Posted: Sun May 15, 2005 4:09 am
by Sebastian Swift
This is my very first attempt at composing Latin poetry, which previously I'd thought too daring a task as I can't even compose prose properly. Anyway, I spent about an hour composing this elegy. I'm not very confident in the validity of the poem's grammar, diction, and meter: hence, I'm posting it for criticism.

Suffocatae herbosorum fumo puellae
oppidi expelluntque oraque tusses pudor;
tam cupidus sum ego ut oppidum relinquam
et quae faciant honore puellas petam.

If the poem translates as intended, you'll understand what it has to do with Pygmalion.

Posted: Sun May 15, 2005 1:12 pm
by whiteoctave
ignoring the sense i could extract, the problems with metre are as follows:

the first line is lacking a short syllable after fumo, and is rather spondaic indeed.
the second syllable of oppidi is short, and thus with the elision of the word the line begins with a cretic (-u-), which is impossible. elision over between each hemiepes is to be avoided (here of -que); -que is generally avoided after short final a (although this is one of the more abstruse rules); tusses scans as a spondee before pudor, where a trochee is needed.
the third line is missing a couple of feet or so. sum and ego elide, giving the scansion -uu/-uu/-u/-u/--. the fifth foot dactyl is not satisfied here either, though it is necessary for the typical hexameter line. elision of a monosyllable, like sum, is to be avoided in general.
the last line is, i presume, a pentameter. it scans, however, as --/uu/-//u-uu/--/uu. the main problems are a syllable lacking in the first half of the line (aka the former hemiepes) after et/quae. honore scans as an amphibrach (u-u) and would thus be better before petam, for puellas scans as a bacchius (u--), which is impossible in any place in the pentameter.

as a first attempt, you show signs of knowing the basic metre, but as with Aurelia points of scansion are causing some important problems. there is a link on the page of this Composition board to rules for composing Latin elegy that may be of some use, but for simple matters of scansion one will need to look elsewhere.

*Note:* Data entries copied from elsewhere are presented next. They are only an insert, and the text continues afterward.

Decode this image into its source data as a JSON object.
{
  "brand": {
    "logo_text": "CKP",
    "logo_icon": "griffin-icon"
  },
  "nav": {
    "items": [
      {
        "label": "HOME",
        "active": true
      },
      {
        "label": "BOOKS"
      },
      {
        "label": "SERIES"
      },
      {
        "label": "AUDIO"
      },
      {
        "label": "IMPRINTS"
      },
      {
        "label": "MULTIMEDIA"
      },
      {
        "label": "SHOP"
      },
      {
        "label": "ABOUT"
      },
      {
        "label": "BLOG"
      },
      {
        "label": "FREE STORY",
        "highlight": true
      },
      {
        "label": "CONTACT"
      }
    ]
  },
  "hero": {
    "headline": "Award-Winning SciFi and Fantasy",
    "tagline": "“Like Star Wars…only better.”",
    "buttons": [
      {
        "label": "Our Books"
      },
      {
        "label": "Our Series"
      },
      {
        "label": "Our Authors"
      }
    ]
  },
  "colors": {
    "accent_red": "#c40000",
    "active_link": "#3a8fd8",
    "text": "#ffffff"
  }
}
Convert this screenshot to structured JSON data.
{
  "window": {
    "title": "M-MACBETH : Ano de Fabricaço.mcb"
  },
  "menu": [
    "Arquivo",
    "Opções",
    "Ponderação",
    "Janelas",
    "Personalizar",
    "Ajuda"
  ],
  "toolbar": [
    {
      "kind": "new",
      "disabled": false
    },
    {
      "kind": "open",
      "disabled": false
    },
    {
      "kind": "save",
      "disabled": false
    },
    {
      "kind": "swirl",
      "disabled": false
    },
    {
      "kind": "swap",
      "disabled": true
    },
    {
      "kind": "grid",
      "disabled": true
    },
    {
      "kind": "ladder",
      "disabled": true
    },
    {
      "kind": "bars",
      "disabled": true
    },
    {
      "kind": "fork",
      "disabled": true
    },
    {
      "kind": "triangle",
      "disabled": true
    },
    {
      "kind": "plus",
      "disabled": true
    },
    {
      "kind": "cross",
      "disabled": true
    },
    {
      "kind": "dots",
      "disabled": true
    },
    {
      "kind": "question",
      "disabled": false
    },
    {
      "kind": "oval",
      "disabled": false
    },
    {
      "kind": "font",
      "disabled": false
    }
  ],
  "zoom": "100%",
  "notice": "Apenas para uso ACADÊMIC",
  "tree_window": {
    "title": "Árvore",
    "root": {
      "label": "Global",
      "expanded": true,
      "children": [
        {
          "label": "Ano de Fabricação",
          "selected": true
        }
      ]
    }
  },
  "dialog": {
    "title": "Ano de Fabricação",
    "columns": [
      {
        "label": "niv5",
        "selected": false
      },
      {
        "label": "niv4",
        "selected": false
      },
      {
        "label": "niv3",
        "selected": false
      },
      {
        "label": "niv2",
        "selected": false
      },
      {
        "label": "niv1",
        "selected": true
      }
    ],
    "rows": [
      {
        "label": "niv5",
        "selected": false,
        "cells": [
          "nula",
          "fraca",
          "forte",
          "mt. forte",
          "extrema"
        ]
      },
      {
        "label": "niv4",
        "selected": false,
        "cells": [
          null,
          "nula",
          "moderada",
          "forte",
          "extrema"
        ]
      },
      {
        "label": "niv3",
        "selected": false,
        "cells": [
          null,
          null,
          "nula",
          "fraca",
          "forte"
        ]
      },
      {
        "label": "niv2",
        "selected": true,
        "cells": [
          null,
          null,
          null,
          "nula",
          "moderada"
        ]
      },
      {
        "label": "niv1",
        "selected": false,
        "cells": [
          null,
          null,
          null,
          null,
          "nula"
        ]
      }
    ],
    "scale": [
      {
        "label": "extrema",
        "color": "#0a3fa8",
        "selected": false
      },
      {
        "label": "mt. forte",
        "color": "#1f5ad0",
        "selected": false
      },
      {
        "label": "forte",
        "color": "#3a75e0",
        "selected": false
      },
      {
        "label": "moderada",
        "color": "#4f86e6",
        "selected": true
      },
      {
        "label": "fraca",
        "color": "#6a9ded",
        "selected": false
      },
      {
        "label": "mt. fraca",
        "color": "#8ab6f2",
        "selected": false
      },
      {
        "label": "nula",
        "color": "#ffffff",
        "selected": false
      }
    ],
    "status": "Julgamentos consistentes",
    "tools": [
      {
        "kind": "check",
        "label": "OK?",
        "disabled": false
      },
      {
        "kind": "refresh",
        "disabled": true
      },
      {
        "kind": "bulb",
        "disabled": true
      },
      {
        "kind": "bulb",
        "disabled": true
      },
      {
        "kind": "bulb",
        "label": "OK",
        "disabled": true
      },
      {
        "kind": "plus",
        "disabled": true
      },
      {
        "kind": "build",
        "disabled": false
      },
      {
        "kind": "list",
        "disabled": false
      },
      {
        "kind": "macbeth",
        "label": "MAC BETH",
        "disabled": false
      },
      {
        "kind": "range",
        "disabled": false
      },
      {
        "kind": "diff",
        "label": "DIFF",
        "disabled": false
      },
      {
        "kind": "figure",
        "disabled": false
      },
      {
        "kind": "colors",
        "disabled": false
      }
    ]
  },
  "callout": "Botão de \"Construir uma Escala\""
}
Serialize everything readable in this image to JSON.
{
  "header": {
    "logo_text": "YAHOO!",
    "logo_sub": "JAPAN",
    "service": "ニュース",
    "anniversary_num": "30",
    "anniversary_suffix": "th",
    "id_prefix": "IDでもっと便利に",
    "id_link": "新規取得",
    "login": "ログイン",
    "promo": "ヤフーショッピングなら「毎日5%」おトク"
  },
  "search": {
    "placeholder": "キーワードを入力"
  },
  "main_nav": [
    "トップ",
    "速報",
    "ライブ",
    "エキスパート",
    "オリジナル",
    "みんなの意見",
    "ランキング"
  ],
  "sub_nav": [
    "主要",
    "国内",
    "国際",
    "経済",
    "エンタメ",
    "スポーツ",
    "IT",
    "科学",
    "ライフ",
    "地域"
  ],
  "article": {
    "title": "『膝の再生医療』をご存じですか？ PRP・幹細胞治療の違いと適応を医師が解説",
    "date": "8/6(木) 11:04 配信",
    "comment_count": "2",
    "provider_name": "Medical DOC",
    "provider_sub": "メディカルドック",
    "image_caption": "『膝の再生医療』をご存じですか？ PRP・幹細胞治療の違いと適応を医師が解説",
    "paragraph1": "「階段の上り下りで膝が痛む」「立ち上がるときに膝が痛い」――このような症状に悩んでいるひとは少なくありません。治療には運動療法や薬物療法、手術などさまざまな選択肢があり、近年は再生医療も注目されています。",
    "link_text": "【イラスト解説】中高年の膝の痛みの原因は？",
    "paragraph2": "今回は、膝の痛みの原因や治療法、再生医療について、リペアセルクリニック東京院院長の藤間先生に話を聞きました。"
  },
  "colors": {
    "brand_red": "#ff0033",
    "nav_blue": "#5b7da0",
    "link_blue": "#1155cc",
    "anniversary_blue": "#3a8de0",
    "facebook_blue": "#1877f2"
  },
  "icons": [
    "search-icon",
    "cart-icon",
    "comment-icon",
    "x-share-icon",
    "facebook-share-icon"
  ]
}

Posted: Sun May 15, 2005 8:05 pm
by Sebastian Swift
Thanks so much, whiteoctave. It was so fun composing just those four butchered lines; I will be sure to persist until I can compose a poem without having you drain yourself of every last drop of wisdom in order to point out my mistakes.